- _Entries provided_
== == ==
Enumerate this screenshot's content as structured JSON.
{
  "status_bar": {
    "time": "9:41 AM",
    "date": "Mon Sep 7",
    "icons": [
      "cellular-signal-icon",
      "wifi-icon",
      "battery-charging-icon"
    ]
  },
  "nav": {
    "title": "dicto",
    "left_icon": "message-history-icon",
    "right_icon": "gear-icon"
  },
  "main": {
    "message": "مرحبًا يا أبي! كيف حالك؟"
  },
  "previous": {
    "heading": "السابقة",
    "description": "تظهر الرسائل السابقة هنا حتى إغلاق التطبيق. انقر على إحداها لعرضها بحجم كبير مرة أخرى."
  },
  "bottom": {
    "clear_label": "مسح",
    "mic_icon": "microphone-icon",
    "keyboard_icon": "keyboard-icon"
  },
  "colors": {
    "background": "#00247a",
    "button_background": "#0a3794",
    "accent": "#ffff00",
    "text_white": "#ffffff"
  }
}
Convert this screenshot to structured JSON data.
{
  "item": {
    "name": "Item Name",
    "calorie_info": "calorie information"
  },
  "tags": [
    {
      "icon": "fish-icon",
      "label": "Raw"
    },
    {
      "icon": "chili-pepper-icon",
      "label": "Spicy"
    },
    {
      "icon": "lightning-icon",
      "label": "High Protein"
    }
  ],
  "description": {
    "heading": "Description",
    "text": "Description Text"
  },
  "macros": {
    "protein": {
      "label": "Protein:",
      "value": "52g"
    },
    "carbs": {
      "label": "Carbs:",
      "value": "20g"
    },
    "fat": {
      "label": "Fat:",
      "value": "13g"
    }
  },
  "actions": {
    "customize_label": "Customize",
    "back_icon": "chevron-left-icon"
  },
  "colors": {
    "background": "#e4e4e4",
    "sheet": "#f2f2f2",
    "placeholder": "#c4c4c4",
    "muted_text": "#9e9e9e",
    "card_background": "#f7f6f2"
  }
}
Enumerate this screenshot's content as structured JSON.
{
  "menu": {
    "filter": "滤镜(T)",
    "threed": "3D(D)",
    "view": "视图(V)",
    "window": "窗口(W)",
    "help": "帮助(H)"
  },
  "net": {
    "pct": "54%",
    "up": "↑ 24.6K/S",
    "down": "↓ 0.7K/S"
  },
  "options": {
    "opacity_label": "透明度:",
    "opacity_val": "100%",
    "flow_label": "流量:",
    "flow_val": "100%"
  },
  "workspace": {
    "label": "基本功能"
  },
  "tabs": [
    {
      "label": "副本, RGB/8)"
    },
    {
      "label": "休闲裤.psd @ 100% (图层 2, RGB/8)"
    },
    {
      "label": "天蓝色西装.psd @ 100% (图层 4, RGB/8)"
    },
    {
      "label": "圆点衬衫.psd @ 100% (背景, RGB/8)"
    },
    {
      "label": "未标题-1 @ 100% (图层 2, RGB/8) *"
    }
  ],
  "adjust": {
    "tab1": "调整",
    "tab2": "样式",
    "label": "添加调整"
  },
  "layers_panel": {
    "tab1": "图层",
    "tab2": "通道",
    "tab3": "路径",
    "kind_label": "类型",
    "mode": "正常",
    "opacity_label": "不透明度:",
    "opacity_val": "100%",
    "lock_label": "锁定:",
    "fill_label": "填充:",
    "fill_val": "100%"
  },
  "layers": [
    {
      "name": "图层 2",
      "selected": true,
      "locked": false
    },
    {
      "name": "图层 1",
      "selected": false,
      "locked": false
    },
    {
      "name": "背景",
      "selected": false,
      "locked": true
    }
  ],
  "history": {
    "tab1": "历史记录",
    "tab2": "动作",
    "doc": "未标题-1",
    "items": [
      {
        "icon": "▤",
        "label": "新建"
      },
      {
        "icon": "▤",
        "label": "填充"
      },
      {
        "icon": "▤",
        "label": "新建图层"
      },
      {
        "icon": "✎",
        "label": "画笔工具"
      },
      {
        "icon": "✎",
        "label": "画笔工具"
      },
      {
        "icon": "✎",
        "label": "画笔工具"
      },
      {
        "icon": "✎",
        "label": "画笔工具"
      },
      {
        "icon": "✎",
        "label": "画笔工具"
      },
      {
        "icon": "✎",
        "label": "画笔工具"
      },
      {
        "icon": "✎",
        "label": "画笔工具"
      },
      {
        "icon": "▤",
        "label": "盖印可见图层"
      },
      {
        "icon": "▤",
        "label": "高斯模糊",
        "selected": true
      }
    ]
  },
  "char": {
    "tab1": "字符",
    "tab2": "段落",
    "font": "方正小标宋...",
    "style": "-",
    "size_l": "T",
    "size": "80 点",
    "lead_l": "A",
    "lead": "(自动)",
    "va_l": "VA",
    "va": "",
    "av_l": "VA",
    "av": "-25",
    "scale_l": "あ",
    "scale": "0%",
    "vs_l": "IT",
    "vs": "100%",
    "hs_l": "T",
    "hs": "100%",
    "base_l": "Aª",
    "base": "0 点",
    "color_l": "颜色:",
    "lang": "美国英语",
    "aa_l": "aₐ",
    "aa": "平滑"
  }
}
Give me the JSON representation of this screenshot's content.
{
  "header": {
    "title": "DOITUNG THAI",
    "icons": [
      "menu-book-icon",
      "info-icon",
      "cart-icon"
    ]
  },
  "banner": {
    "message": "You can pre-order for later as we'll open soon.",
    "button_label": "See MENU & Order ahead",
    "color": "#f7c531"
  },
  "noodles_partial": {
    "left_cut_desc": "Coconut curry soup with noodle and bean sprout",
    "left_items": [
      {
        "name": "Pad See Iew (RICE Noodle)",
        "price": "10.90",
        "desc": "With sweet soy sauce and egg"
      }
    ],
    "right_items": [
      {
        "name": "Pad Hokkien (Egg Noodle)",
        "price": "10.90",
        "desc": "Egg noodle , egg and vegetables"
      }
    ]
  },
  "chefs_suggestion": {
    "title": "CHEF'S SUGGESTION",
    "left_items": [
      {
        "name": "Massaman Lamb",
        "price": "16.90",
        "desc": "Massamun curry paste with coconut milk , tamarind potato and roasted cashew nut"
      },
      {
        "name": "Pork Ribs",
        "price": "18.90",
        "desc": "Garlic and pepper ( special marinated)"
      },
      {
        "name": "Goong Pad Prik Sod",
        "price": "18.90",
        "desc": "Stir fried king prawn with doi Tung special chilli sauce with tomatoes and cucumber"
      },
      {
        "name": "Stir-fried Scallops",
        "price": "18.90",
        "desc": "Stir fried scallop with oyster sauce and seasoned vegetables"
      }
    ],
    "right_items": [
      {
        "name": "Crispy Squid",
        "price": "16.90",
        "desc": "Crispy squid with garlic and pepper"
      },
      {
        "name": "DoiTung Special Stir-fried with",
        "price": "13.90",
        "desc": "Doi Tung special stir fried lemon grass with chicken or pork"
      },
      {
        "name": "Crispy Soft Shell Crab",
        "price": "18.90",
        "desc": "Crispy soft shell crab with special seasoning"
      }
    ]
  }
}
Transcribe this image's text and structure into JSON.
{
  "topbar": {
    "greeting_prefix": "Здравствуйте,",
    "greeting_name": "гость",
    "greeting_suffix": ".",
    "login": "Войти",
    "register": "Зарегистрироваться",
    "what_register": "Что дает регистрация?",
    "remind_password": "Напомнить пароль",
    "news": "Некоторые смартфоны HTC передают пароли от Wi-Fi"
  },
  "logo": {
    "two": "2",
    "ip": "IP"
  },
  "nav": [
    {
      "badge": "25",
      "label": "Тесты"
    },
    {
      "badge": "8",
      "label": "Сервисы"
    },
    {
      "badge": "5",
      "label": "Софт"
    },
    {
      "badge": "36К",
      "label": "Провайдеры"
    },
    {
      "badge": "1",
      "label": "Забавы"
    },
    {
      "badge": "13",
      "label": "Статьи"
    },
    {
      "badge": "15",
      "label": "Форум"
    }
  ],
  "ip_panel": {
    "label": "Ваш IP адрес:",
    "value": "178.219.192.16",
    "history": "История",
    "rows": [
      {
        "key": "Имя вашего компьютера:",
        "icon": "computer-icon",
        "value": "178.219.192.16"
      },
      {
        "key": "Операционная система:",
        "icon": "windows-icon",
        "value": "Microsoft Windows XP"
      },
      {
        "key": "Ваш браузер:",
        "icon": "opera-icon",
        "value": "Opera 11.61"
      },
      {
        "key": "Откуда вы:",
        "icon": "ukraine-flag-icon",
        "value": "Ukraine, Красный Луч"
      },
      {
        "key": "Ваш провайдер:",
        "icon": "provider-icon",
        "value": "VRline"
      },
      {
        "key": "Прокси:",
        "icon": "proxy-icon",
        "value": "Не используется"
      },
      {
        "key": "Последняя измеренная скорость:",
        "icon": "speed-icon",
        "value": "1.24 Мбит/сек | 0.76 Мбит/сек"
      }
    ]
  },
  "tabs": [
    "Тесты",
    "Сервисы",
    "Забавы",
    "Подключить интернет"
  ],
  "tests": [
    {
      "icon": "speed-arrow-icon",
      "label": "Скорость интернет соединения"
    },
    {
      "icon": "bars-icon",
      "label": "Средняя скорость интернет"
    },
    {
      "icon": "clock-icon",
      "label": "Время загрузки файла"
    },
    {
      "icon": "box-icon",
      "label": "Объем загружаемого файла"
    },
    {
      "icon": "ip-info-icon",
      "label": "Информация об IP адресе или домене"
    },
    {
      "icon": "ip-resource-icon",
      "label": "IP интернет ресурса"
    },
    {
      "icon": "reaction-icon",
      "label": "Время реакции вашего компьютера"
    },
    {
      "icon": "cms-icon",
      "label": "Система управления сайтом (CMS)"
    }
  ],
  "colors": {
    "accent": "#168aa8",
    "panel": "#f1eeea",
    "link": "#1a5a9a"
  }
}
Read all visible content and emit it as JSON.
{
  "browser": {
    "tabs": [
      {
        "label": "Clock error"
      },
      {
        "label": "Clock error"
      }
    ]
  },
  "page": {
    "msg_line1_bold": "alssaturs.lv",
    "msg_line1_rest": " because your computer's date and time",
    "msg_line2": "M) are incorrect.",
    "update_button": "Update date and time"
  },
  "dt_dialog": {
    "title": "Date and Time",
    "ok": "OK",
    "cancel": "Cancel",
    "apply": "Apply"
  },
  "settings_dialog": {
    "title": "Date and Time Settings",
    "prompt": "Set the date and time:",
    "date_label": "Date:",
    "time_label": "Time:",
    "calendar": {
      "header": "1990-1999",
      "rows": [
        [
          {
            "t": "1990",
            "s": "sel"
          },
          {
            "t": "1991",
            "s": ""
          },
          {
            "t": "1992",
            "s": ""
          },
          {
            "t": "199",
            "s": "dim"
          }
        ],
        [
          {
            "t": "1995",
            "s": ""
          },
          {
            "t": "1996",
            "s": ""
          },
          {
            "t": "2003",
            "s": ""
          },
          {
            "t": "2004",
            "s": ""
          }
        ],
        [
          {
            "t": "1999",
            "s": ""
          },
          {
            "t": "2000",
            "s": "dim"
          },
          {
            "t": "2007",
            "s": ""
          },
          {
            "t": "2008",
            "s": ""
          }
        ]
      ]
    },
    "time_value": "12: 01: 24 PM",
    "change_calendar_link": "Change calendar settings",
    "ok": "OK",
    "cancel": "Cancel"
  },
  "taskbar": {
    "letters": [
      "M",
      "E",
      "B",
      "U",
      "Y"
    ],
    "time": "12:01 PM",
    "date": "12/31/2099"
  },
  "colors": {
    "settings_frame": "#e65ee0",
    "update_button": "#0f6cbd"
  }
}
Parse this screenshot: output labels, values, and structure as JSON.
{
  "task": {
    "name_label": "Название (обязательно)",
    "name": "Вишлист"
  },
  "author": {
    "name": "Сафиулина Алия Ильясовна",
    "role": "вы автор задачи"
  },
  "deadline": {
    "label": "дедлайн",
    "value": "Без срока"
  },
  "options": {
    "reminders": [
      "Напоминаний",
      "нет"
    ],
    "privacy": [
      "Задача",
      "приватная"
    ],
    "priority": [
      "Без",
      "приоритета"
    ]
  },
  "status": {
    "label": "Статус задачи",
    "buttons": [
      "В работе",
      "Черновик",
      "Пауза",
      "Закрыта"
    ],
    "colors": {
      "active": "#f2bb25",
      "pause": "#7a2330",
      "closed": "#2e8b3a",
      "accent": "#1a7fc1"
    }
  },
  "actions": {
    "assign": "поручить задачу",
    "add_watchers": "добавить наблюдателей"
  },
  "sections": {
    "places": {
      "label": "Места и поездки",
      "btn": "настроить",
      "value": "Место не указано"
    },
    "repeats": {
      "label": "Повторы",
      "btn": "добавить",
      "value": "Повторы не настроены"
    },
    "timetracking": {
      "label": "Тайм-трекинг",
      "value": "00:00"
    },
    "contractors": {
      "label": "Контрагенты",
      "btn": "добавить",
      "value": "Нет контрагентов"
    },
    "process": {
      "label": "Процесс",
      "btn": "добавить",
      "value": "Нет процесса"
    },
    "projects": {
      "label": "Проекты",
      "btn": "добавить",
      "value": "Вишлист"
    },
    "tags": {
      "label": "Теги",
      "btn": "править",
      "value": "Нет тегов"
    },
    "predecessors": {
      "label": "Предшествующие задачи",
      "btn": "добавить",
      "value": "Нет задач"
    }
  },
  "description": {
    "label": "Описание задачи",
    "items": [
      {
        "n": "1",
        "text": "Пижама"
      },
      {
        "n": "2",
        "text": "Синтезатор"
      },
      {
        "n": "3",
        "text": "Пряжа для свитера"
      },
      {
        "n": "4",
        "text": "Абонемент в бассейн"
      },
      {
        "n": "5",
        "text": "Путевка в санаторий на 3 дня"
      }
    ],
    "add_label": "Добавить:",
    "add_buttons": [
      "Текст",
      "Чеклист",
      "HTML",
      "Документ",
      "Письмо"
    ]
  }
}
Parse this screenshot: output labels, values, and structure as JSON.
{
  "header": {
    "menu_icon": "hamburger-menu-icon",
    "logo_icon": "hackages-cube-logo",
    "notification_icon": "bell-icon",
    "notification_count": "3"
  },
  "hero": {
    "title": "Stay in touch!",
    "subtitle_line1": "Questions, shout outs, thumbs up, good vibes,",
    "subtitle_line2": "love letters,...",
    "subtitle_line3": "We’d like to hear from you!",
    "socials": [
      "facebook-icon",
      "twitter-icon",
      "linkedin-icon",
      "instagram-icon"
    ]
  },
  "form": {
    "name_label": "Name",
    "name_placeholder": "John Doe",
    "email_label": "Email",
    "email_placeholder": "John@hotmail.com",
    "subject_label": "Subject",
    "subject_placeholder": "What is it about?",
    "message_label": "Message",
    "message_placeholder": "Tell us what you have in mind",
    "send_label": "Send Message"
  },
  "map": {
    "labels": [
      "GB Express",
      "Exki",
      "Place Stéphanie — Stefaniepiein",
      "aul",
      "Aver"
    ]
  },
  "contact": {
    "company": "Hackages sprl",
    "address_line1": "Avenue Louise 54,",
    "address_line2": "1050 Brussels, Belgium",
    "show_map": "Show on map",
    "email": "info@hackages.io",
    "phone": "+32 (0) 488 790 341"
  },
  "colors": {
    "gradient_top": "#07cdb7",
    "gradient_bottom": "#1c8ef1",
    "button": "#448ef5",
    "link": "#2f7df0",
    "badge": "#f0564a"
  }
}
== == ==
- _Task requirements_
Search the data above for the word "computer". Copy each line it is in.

- _Solved problem_
        "icon": "computer-icon",
    "msg_line1_rest": " because your computer's date and time",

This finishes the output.